# The task
Filter the entries down to the lines holding "JSON", then copy those lines.

# Entries provided
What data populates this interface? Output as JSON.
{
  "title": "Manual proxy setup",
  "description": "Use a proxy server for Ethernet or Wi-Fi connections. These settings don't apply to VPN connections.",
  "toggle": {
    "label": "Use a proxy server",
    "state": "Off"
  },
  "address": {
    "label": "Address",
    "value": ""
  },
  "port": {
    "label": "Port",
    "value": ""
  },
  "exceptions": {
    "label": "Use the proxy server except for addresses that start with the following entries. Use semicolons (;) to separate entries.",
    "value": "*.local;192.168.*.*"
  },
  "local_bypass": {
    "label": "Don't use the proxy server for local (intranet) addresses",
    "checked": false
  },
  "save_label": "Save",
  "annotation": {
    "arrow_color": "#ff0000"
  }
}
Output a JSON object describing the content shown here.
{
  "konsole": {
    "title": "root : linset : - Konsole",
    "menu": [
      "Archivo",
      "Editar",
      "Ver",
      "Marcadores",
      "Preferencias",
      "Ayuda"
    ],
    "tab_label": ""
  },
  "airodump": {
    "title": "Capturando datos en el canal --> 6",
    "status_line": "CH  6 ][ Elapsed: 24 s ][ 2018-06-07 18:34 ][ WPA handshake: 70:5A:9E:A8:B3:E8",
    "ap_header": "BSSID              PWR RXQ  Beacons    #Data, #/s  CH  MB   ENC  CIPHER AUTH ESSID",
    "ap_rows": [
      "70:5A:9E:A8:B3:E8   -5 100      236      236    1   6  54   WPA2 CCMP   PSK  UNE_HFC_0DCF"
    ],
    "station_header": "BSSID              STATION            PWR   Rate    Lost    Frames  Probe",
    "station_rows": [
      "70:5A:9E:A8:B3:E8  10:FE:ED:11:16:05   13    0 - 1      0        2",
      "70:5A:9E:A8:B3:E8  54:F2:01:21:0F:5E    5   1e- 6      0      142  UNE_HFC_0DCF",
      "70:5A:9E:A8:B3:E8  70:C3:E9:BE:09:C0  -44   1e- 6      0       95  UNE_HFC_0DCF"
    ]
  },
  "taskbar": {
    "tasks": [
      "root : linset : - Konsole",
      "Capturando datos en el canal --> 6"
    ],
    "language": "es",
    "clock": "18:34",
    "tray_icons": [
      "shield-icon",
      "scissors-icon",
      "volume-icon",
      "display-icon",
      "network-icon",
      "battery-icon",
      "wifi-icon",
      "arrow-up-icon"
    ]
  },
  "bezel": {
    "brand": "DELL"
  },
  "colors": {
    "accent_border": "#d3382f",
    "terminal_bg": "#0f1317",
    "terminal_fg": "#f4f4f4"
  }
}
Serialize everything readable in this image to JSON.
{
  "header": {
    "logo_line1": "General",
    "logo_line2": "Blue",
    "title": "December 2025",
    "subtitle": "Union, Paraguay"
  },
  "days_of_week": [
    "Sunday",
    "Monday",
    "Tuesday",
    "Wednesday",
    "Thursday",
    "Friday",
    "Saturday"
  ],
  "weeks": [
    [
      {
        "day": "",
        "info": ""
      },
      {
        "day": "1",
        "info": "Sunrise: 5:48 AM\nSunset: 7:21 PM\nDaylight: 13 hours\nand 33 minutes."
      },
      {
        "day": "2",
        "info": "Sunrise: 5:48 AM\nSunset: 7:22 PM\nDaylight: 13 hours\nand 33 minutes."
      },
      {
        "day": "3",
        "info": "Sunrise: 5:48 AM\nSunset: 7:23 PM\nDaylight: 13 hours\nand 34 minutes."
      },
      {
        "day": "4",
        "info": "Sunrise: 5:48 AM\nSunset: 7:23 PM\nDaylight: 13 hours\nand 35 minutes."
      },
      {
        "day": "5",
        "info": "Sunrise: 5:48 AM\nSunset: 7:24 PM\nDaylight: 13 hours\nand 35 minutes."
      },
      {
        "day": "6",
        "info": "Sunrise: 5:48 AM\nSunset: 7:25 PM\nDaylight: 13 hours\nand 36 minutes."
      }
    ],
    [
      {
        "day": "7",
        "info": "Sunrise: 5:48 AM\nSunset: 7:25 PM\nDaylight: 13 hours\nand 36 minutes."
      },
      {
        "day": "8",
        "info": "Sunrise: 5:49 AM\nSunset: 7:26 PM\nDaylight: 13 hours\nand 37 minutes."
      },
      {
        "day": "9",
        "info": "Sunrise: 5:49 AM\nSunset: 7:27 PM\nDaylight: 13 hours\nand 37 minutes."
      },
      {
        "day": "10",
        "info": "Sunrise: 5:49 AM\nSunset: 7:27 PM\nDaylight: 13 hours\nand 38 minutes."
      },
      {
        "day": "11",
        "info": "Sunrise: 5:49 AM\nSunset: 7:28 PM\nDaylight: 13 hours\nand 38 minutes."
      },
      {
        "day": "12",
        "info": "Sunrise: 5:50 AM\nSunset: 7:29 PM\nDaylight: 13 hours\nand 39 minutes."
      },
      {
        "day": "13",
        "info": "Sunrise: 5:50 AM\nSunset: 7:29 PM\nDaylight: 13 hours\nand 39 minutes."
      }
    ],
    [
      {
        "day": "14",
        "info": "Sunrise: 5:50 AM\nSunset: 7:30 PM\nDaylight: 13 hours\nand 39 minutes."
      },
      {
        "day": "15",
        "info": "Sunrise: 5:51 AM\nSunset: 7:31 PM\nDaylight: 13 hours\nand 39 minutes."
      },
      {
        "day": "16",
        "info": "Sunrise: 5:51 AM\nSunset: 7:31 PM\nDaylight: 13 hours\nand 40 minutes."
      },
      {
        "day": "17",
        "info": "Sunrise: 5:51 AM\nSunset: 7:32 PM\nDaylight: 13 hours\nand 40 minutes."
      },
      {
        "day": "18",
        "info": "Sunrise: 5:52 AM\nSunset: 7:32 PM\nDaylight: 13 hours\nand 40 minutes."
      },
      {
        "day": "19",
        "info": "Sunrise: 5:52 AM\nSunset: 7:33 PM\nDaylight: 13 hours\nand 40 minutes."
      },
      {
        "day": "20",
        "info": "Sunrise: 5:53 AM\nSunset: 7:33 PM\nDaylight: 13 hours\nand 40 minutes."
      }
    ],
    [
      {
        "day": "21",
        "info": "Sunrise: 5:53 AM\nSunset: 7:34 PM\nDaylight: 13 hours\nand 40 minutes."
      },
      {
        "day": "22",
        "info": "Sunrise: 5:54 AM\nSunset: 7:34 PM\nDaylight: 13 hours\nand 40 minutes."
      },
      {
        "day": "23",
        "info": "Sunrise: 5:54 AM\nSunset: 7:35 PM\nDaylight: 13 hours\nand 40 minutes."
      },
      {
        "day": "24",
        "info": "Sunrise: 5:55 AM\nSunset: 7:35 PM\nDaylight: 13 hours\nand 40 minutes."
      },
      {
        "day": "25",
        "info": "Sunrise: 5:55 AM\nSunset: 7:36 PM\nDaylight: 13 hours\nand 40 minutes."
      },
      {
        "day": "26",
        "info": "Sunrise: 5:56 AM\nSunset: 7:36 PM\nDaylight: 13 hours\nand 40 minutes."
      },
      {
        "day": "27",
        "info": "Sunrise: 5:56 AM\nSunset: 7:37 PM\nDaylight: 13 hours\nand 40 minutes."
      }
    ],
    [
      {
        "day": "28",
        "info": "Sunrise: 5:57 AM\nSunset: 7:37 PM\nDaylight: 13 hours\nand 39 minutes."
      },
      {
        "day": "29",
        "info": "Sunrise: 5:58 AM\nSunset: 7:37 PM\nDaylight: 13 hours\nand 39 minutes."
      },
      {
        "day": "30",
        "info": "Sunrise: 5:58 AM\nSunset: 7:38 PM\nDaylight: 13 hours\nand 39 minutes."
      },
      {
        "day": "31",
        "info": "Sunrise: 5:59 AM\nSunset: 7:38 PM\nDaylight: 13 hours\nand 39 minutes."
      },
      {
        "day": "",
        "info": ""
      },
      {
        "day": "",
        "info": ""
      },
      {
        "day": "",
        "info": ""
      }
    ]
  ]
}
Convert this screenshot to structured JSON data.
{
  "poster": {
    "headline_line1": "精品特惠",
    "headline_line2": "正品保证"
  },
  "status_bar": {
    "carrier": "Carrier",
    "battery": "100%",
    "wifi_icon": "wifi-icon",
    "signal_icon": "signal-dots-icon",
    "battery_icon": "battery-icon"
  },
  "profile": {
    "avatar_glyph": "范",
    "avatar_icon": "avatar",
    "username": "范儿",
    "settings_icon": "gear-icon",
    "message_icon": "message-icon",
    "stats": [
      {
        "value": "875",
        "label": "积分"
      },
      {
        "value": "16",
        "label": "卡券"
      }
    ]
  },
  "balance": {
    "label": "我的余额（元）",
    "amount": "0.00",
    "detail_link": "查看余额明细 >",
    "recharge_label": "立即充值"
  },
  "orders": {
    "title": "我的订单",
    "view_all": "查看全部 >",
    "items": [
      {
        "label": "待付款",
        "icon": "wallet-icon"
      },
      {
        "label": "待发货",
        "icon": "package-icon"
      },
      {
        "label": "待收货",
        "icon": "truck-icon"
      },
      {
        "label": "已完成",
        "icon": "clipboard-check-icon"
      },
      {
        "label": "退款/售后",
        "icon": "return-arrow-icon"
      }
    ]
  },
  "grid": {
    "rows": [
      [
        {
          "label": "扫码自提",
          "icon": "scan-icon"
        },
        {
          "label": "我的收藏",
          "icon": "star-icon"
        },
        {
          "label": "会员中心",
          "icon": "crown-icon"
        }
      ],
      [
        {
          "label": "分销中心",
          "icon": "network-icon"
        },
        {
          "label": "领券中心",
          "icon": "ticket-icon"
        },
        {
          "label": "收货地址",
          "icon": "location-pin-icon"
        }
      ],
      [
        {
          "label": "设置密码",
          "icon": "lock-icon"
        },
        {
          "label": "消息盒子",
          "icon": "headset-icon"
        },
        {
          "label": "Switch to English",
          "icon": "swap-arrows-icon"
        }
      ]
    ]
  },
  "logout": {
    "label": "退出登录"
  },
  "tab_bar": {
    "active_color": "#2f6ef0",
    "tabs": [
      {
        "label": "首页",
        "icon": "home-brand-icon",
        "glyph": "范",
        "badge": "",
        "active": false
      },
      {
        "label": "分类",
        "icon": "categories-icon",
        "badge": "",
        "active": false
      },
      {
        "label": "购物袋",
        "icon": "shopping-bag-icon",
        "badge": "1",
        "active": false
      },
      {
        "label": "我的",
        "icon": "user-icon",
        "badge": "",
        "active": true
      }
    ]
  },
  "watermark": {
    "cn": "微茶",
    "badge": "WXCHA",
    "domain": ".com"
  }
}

# Exercise result
What data populates this interface? Output as JSON.
Output a JSON object describing the content shown here.
Serialize everything readable in this image to JSON.
Convert this screenshot to structured JSON data.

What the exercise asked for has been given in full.